Harvesting Good Eye Health: Fall Foods for Better Vision
As autumn colors sweep across Raleigh, North Carolina, it’s not just the leaves in Brier Creek and Wake Forest that change. The produce available at local markets also transitions, offering a bounty of fall foods that an eye doctor in Raleigh, NC, would wholeheartedly recommend for better vision.
Capitalizing on Autumn’s Vision-Boosting Harvest
Good nutrition is a cornerstone of maintaining overall health, and this certainly includes eye health. A diet rich in essential vitamins, minerals, and antioxidants can play a significant role in preserving vision and preventing eye diseases. Nutrients like Omega-3 fatty acids, Lutein, Zeaxanthin, Vitamin C, Vitamin E, and Zinc contribute positively to eye health. They may protect against harmful blue light, help maintain the health of the retina, decrease the risk of certain eye diseases, and even improve visual acuity. Therefore, as the fall season brings a variety of nutritious and vibrant foods, it’s an opportune time to focus on incorporating these vision-friendly nutrients into our meals.
Here’s what you should add to your shopping list this season to keep your eyes healthy.
Seasonal Superfoods for Your Eyes
- Pumpkin: This classic autumn vegetable is a powerhouse of nutrients. Rich in Vitamin A, it supports good vision, especially in low light.
- Sweet Potato: Like pumpkin, sweet potatoes are loaded with Vitamin A. A serving of this tasty tuber can provide more than half of your daily Vitamin A requirement.
- Kale: This leafy green strides into the spotlight in the fall. Kale is packed with lutein and zeaxanthin, nutrients that are essential for eye health.
- Apples: An apple a day may keep the teachers away. With Vitamin C and antioxidants, apples boost eye health and ward off age-related vision issues.
- Pears: Also ripe in the fall, pears offer a good dose of Vitamins C and E, promoting eye health and potentially delaying the onset of age-related macular degeneration.
- Persimmons: These orange beauties are high in Vitamins A and C, making them another autumnal ally for eye health.
- Beetroot: While available year-round, beetroots are at their sweetest in fall. They contain lutein and zeaxanthin, which help protect the eyes.
Furthering Vision Health with Good Habits
Apart from eating a nutrient-rich diet, maintaining a few other healthy habits can significantly contribute to better eye health.
- Regular Eye Checkups: Regular visits to an eye care center in Raleigh can ensure early detection and treatment of potential eye problems. It’s not just for those with vision problems, even people with good eye health should have regular eye checkups.
- Wear Protective Eyewear: If your lifestyle or work involves potential eye hazards, wearing protective eyewear can prevent injury and protect your vision. Wearing sunglasses also protects your eyes from harmful UV rays.

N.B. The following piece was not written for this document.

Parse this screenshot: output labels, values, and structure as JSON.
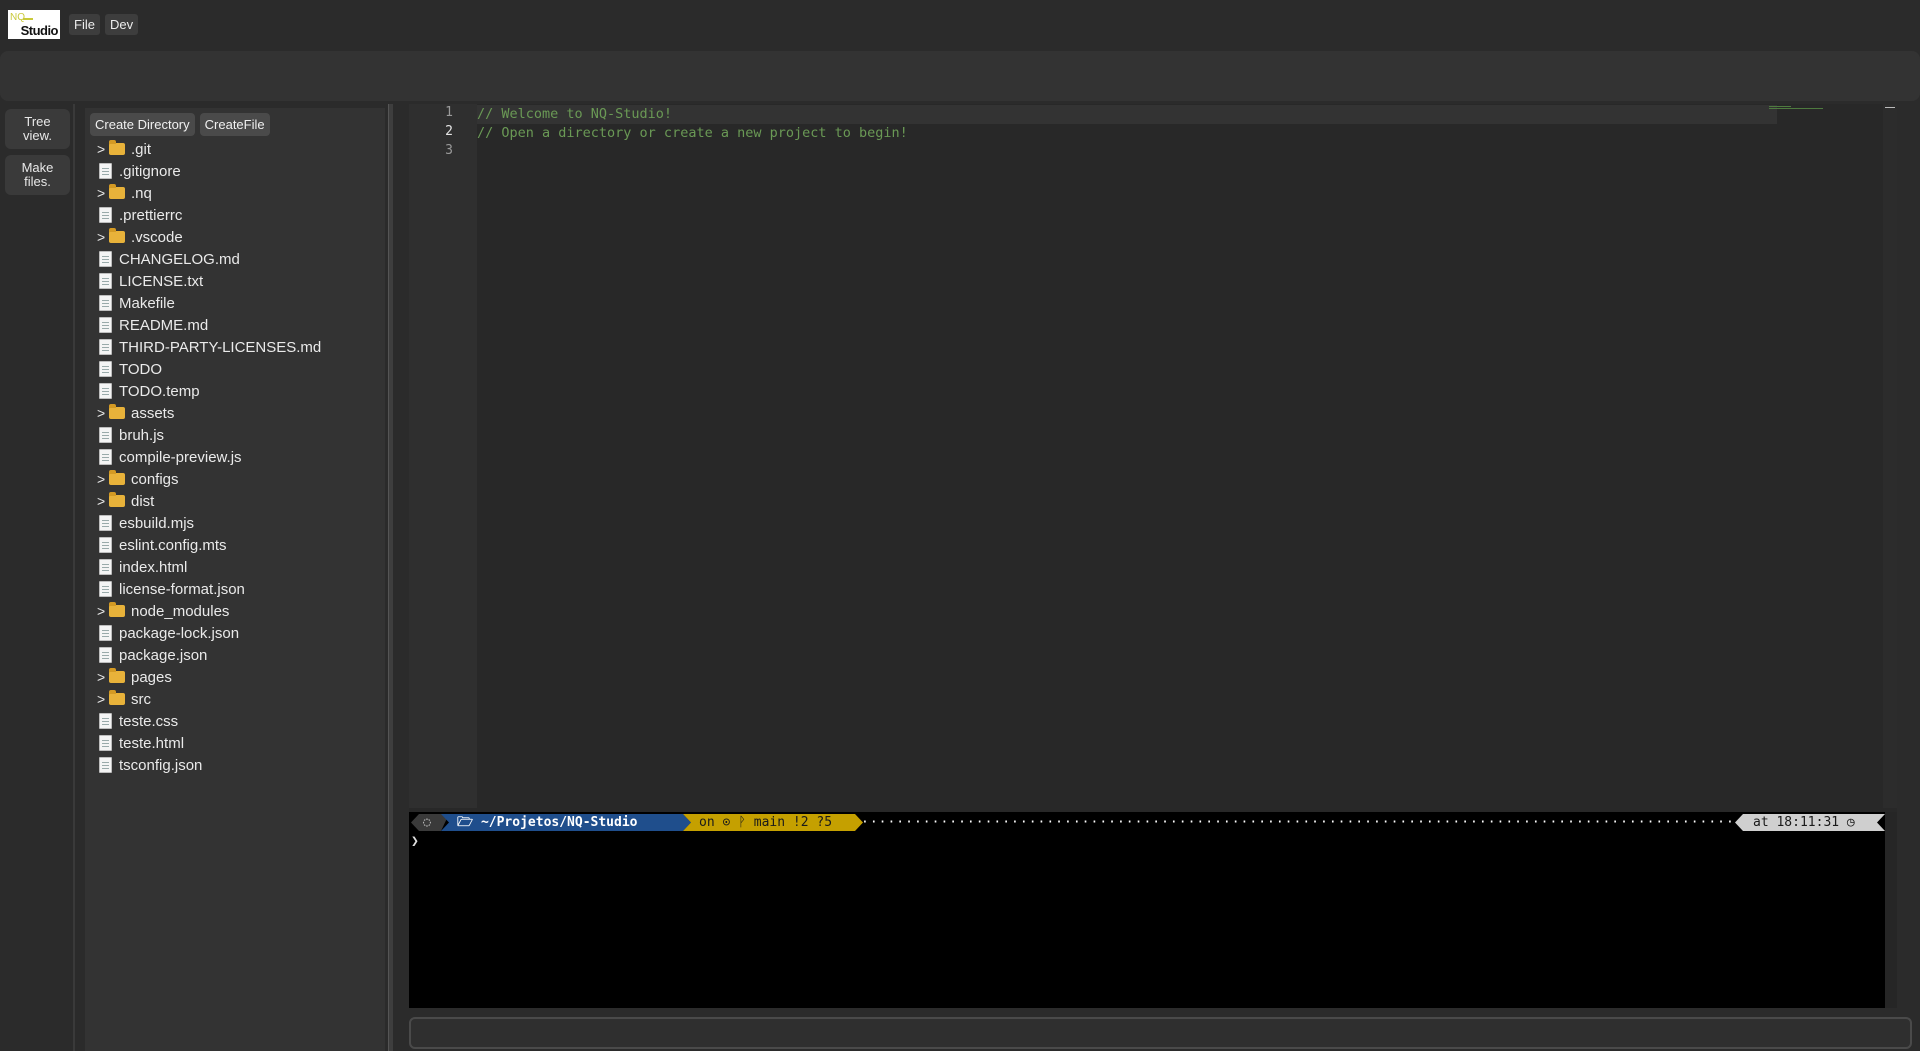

- Limit Screen Time: High screen time can cause eyestrain, dry eyes, and blurred vision. Make sure to take regular breaks, practice the 20-20-20 rule (Look at something 20 feet away for 20 seconds every 20 minutes), and adjust your screen brightness and text size for better eye comfort. Ask your doctor about blue-blocking filters to protect your eyes during screen time.

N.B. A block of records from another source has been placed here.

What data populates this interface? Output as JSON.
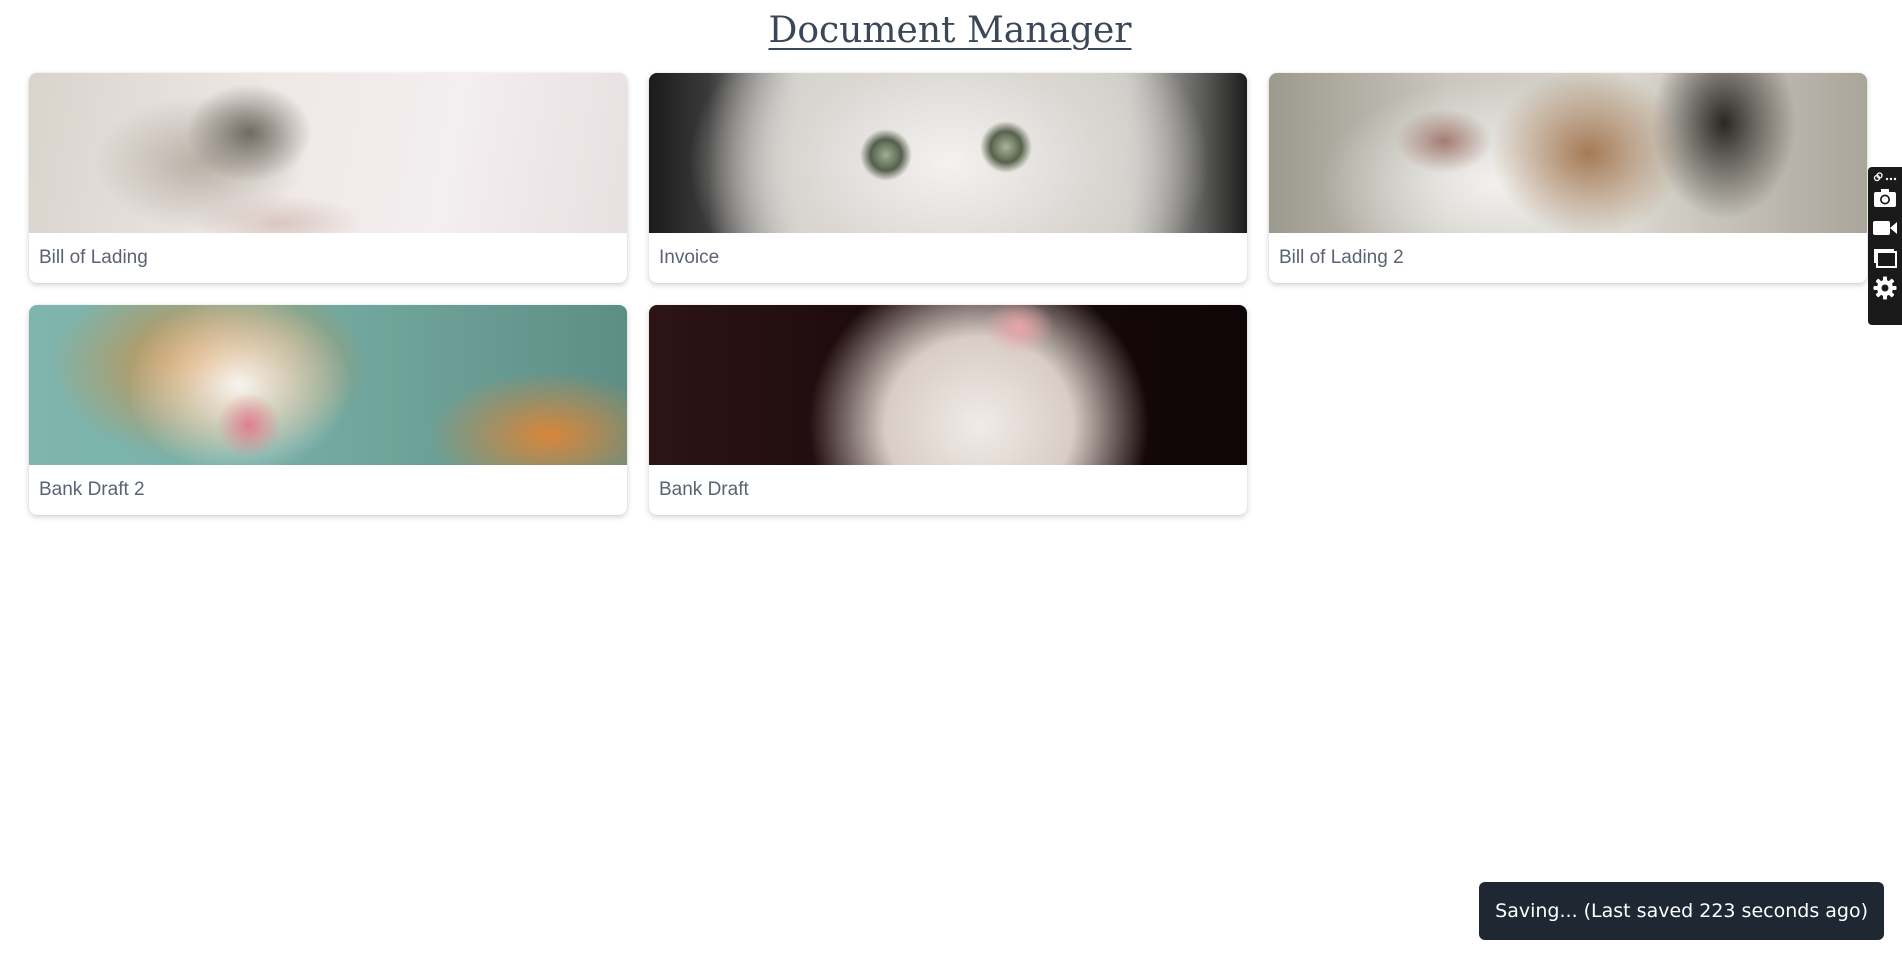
{
  "page": {
    "title": "Document Manager"
  },
  "documents": [
    {
      "label": "Bill of Lading"
    },
    {
      "label": "Invoice"
    },
    {
      "label": "Bill of Lading 2"
    },
    {
      "label": "Bank Draft 2"
    },
    {
      "label": "Bank Draft"
    }
  ],
  "toolbar": {
    "icons": [
      "link-icon",
      "more-icon",
      "camera-icon",
      "video-camera-icon",
      "window-icon",
      "gear-icon"
    ]
  },
  "status": {
    "message": "Saving... (Last saved 223 seconds ago)"
  }
}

- Quit Smoking: Smoking can increase the risk of cataracts and macular degeneration. If you smoke, consider quitting to reduce these risks.
- Stay Hydrated: Drinking plenty of water can prevent dry eyes and keep your body and eyes hydrated.

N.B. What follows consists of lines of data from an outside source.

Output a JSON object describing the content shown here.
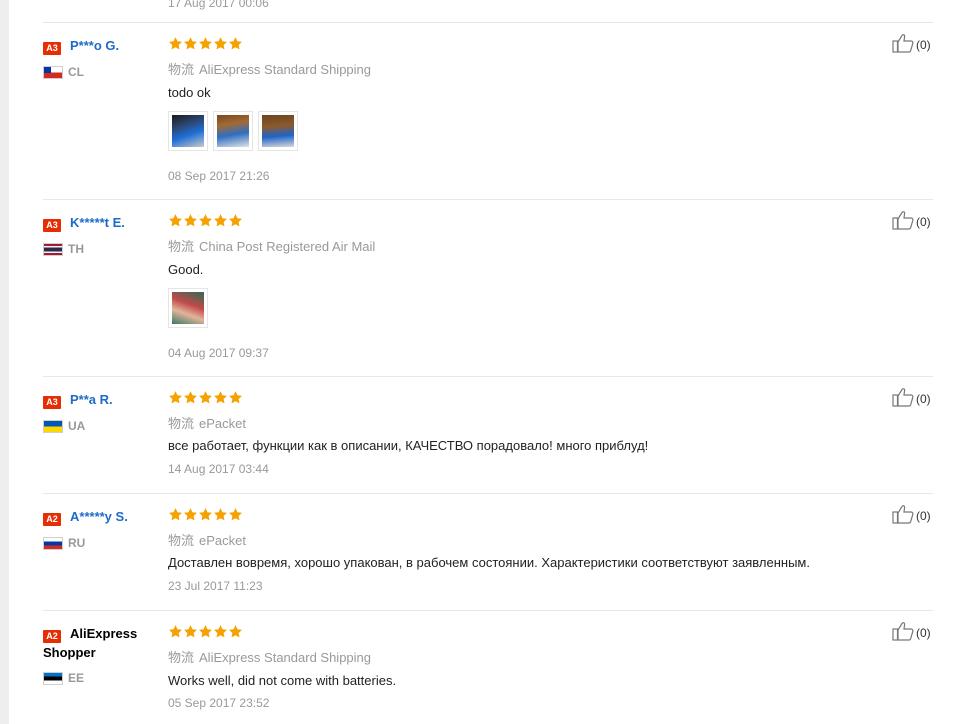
{
  "previous_review": {
    "date": "17 Aug 2017 00:06"
  },
  "shipping_label": "物流",
  "colors": {
    "badge": "#e62e04",
    "name_link": "#1e6bc6",
    "star": "#f5a100",
    "muted": "#999999"
  },
  "reviews": [
    {
      "level": "A3",
      "name": "P***o G.",
      "country": "CL",
      "flag_colors": [
        "#d52b1e",
        "#ffffff",
        "#0039a6"
      ],
      "stars": 5,
      "shipping": "AliExpress Standard Shipping",
      "text": "todo ok",
      "photos": [
        "photo-1",
        "photo-2",
        "photo-3"
      ],
      "date": "08 Sep 2017 21:26",
      "helpful": "(0)"
    },
    {
      "level": "A3",
      "name": "K*****t E.",
      "country": "TH",
      "flag_colors": [
        "#a51931",
        "#f4f5f8",
        "#2d2a4a"
      ],
      "stars": 5,
      "shipping": "China Post Registered Air Mail",
      "text": "Good.",
      "photos": [
        "photo-1"
      ],
      "date": "04 Aug 2017 09:37",
      "helpful": "(0)"
    },
    {
      "level": "A3",
      "name": "P**a R.",
      "country": "UA",
      "flag_colors": [
        "#0057b7",
        "#ffd700"
      ],
      "stars": 5,
      "shipping": "ePacket",
      "text": "все работает, функции как в описании, КАЧЕСТВО порадовало! много приблуд!",
      "photos": [],
      "date": "14 Aug 2017 03:44",
      "helpful": "(0)"
    },
    {
      "level": "A2",
      "name": "A*****y S.",
      "country": "RU",
      "flag_colors": [
        "#ffffff",
        "#0039a6",
        "#d52b1e"
      ],
      "stars": 5,
      "shipping": "ePacket",
      "text": "Доставлен вовремя, хорошо упакован, в рабочем состоянии. Характеристики соответствуют заявленным.",
      "photos": [],
      "date": "23 Jul 2017 11:23",
      "helpful": "(0)"
    },
    {
      "level": "A2",
      "name": "AliExpress Shopper",
      "country": "EE",
      "flag_colors": [
        "#0072ce",
        "#000000",
        "#ffffff"
      ],
      "stars": 5,
      "shipping": "AliExpress Standard Shipping",
      "text": "Works well, did not come with batteries.",
      "photos": [],
      "date": "05 Sep 2017 23:52",
      "helpful": "(0)"
    }
  ]
}
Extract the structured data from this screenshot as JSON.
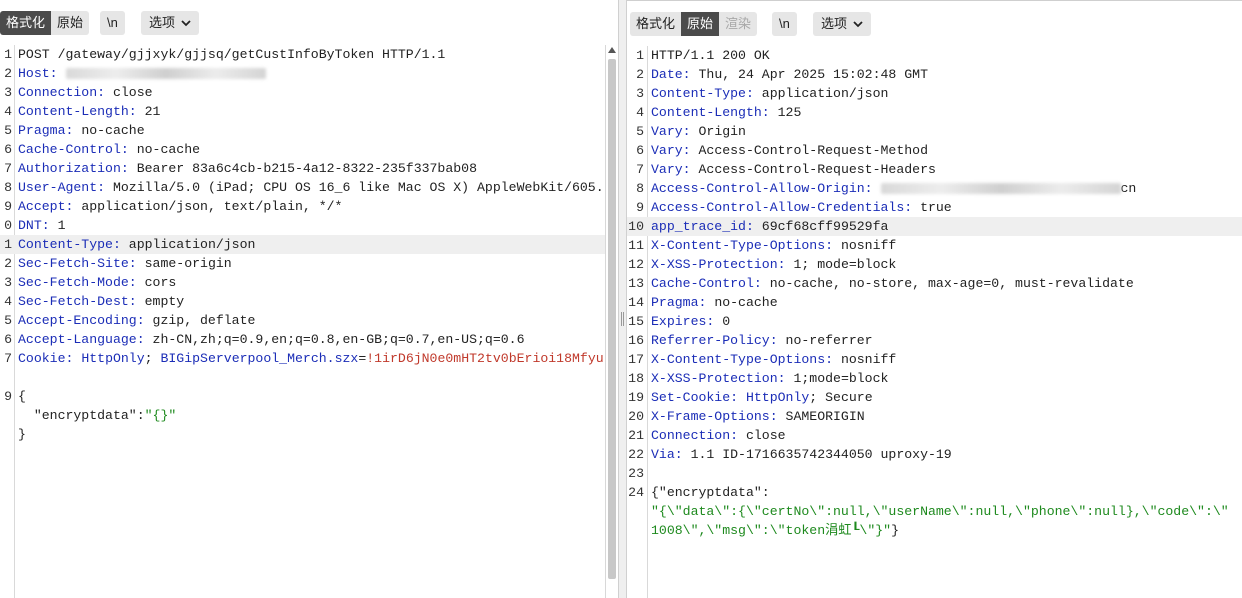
{
  "left": {
    "tabs": {
      "pretty": "格式化",
      "raw": "原始"
    },
    "newline_toggle": "\\n",
    "options": "选项",
    "lines": [
      {
        "n": "1",
        "parts": [
          {
            "t": "POST /gateway/gjjxyk/gjjsq/getCustInfoByToken HTTP/1.1",
            "c": ""
          }
        ]
      },
      {
        "n": "2",
        "parts": [
          {
            "t": "Host:",
            "c": "key"
          },
          {
            "t": " ",
            "c": ""
          },
          {
            "blur": 200
          }
        ]
      },
      {
        "n": "3",
        "parts": [
          {
            "t": "Connection:",
            "c": "key"
          },
          {
            "t": " close",
            "c": ""
          }
        ]
      },
      {
        "n": "4",
        "parts": [
          {
            "t": "Content-Length:",
            "c": "key"
          },
          {
            "t": " 21",
            "c": ""
          }
        ]
      },
      {
        "n": "5",
        "parts": [
          {
            "t": "Pragma:",
            "c": "key"
          },
          {
            "t": " no-cache",
            "c": ""
          }
        ]
      },
      {
        "n": "6",
        "parts": [
          {
            "t": "Cache-Control:",
            "c": "key"
          },
          {
            "t": " no-cache",
            "c": ""
          }
        ]
      },
      {
        "n": "7",
        "parts": [
          {
            "t": "Authorization:",
            "c": "key"
          },
          {
            "t": " Bearer 83a6c4cb-b215-4a12-8322-235f337bab08",
            "c": ""
          }
        ]
      },
      {
        "n": "8",
        "parts": [
          {
            "t": "User-Agent:",
            "c": "key"
          },
          {
            "t": " Mozilla/5.0 (iPad; CPU OS 16_6 like Mac OS X) AppleWebKit/605.",
            "c": ""
          }
        ]
      },
      {
        "n": "9",
        "parts": [
          {
            "t": "Accept:",
            "c": "key"
          },
          {
            "t": " application/json, text/plain, */*",
            "c": ""
          }
        ]
      },
      {
        "n": "0",
        "parts": [
          {
            "t": "DNT:",
            "c": "key"
          },
          {
            "t": " 1",
            "c": ""
          }
        ]
      },
      {
        "n": "1",
        "hl": true,
        "parts": [
          {
            "t": "Content-Type:",
            "c": "key"
          },
          {
            "t": " application/json",
            "c": ""
          }
        ]
      },
      {
        "n": "2",
        "parts": [
          {
            "t": "Sec-Fetch-Site:",
            "c": "key"
          },
          {
            "t": " same-origin",
            "c": ""
          }
        ]
      },
      {
        "n": "3",
        "parts": [
          {
            "t": "Sec-Fetch-Mode:",
            "c": "key"
          },
          {
            "t": " cors",
            "c": ""
          }
        ]
      },
      {
        "n": "4",
        "parts": [
          {
            "t": "Sec-Fetch-Dest:",
            "c": "key"
          },
          {
            "t": " empty",
            "c": ""
          }
        ]
      },
      {
        "n": "5",
        "parts": [
          {
            "t": "Accept-Encoding:",
            "c": "key"
          },
          {
            "t": " gzip, deflate",
            "c": ""
          }
        ]
      },
      {
        "n": "6",
        "parts": [
          {
            "t": "Accept-Language:",
            "c": "key"
          },
          {
            "t": " zh-CN,zh;q=0.9,en;q=0.8,en-GB;q=0.7,en-US;q=0.6",
            "c": ""
          }
        ]
      },
      {
        "n": "7",
        "parts": [
          {
            "t": "Cookie:",
            "c": "key"
          },
          {
            "t": " ",
            "c": ""
          },
          {
            "t": "HttpOnly",
            "c": "ck"
          },
          {
            "t": "; ",
            "c": ""
          },
          {
            "t": "BIGipServerpool_Merch.szx",
            "c": "ck"
          },
          {
            "t": "=",
            "c": ""
          },
          {
            "t": "!1irD6jN0e0mHT2tv0bErioi18Mfyu",
            "c": "cv"
          }
        ]
      },
      {
        "n": "",
        "parts": []
      },
      {
        "n": "9",
        "parts": [
          {
            "t": "{",
            "c": ""
          }
        ]
      },
      {
        "n": "",
        "parts": [
          {
            "t": "  \"encryptdata\":",
            "c": ""
          },
          {
            "t": "\"{}\"",
            "c": "str"
          }
        ]
      },
      {
        "n": "",
        "parts": [
          {
            "t": "}",
            "c": ""
          }
        ]
      }
    ]
  },
  "right": {
    "tabs": {
      "pretty": "格式化",
      "raw": "原始",
      "render": "渲染"
    },
    "newline_toggle": "\\n",
    "options": "选项",
    "lines": [
      {
        "n": "1",
        "parts": [
          {
            "t": "HTTP/1.1 200 OK",
            "c": ""
          }
        ]
      },
      {
        "n": "2",
        "parts": [
          {
            "t": "Date:",
            "c": "key"
          },
          {
            "t": " Thu, 24 Apr 2025 15:02:48 GMT",
            "c": ""
          }
        ]
      },
      {
        "n": "3",
        "parts": [
          {
            "t": "Content-Type:",
            "c": "key"
          },
          {
            "t": " application/json",
            "c": ""
          }
        ]
      },
      {
        "n": "4",
        "parts": [
          {
            "t": "Content-Length:",
            "c": "key"
          },
          {
            "t": " 125",
            "c": ""
          }
        ]
      },
      {
        "n": "5",
        "parts": [
          {
            "t": "Vary:",
            "c": "key"
          },
          {
            "t": " Origin",
            "c": ""
          }
        ]
      },
      {
        "n": "6",
        "parts": [
          {
            "t": "Vary:",
            "c": "key"
          },
          {
            "t": " Access-Control-Request-Method",
            "c": ""
          }
        ]
      },
      {
        "n": "7",
        "parts": [
          {
            "t": "Vary:",
            "c": "key"
          },
          {
            "t": " Access-Control-Request-Headers",
            "c": ""
          }
        ]
      },
      {
        "n": "8",
        "parts": [
          {
            "t": "Access-Control-Allow-Origin:",
            "c": "key"
          },
          {
            "t": " ",
            "c": ""
          },
          {
            "blur": 240
          },
          {
            "t": "cn",
            "c": ""
          }
        ]
      },
      {
        "n": "9",
        "parts": [
          {
            "t": "Access-Control-Allow-Credentials:",
            "c": "key"
          },
          {
            "t": " true",
            "c": ""
          }
        ]
      },
      {
        "n": "10",
        "hl": true,
        "parts": [
          {
            "t": "app_trace_id:",
            "c": "key"
          },
          {
            "t": " 69cf68cff99529fa",
            "c": ""
          }
        ]
      },
      {
        "n": "11",
        "parts": [
          {
            "t": "X-Content-Type-Options:",
            "c": "key"
          },
          {
            "t": " nosniff",
            "c": ""
          }
        ]
      },
      {
        "n": "12",
        "parts": [
          {
            "t": "X-XSS-Protection:",
            "c": "key"
          },
          {
            "t": " 1; mode=block",
            "c": ""
          }
        ]
      },
      {
        "n": "13",
        "parts": [
          {
            "t": "Cache-Control:",
            "c": "key"
          },
          {
            "t": " no-cache, no-store, max-age=0, must-revalidate",
            "c": ""
          }
        ]
      },
      {
        "n": "14",
        "parts": [
          {
            "t": "Pragma:",
            "c": "key"
          },
          {
            "t": " no-cache",
            "c": ""
          }
        ]
      },
      {
        "n": "15",
        "parts": [
          {
            "t": "Expires:",
            "c": "key"
          },
          {
            "t": " 0",
            "c": ""
          }
        ]
      },
      {
        "n": "16",
        "parts": [
          {
            "t": "Referrer-Policy:",
            "c": "key"
          },
          {
            "t": " no-referrer",
            "c": ""
          }
        ]
      },
      {
        "n": "17",
        "parts": [
          {
            "t": "X-Content-Type-Options:",
            "c": "key"
          },
          {
            "t": " nosniff",
            "c": ""
          }
        ]
      },
      {
        "n": "18",
        "parts": [
          {
            "t": "X-XSS-Protection:",
            "c": "key"
          },
          {
            "t": " 1;mode=block",
            "c": ""
          }
        ]
      },
      {
        "n": "19",
        "parts": [
          {
            "t": "Set-Cookie:",
            "c": "key"
          },
          {
            "t": " ",
            "c": ""
          },
          {
            "t": "HttpOnly",
            "c": "ck"
          },
          {
            "t": "; Secure",
            "c": ""
          }
        ]
      },
      {
        "n": "20",
        "parts": [
          {
            "t": "X-Frame-Options:",
            "c": "key"
          },
          {
            "t": " SAMEORIGIN",
            "c": ""
          }
        ]
      },
      {
        "n": "21",
        "parts": [
          {
            "t": "Connection:",
            "c": "key"
          },
          {
            "t": " close",
            "c": ""
          }
        ]
      },
      {
        "n": "22",
        "parts": [
          {
            "t": "Via:",
            "c": "key"
          },
          {
            "t": " 1.1 ID-1716635742344050 uproxy-19",
            "c": ""
          }
        ]
      },
      {
        "n": "23",
        "parts": []
      },
      {
        "n": "24",
        "parts": [
          {
            "t": "{\"encryptdata\":",
            "c": ""
          }
        ]
      },
      {
        "n": "",
        "parts": [
          {
            "t": "\"{\\\"data\\\":{\\\"certNo\\\":null,\\\"userName\\\":null,\\\"phone\\\":null},\\\"code\\\":\\\"",
            "c": "str"
          }
        ]
      },
      {
        "n": "",
        "parts": [
          {
            "t": "1008\\\",\\\"msg\\\":\\\"token涓虹┖\\\"}\"",
            "c": "str"
          },
          {
            "t": "}",
            "c": ""
          }
        ]
      }
    ]
  }
}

Incorporating these healthy habits into your lifestyle can help you maintain good vision and eye health, ensuring that the beautiful colors of autumn are always within your sight.
As you explore the seasonal bounty, remember that integrating these foods into your diet can enhance eye health, but regular check-ups are just as crucial. Whether you reside in Raleigh, Brier Creek, or Wake Forest, don’t forget to schedule an appointment with your local eye doctor. Embrace the season, delight in its offerings, and harvest good eye health this fall!
**Please note that the suggestions provided in this blog are for general informational purposes only and may not be suitable for your specific insurance plan and macular degeneration needs. It is important to consult a qualified healthcare professional for personalized advice and treatment.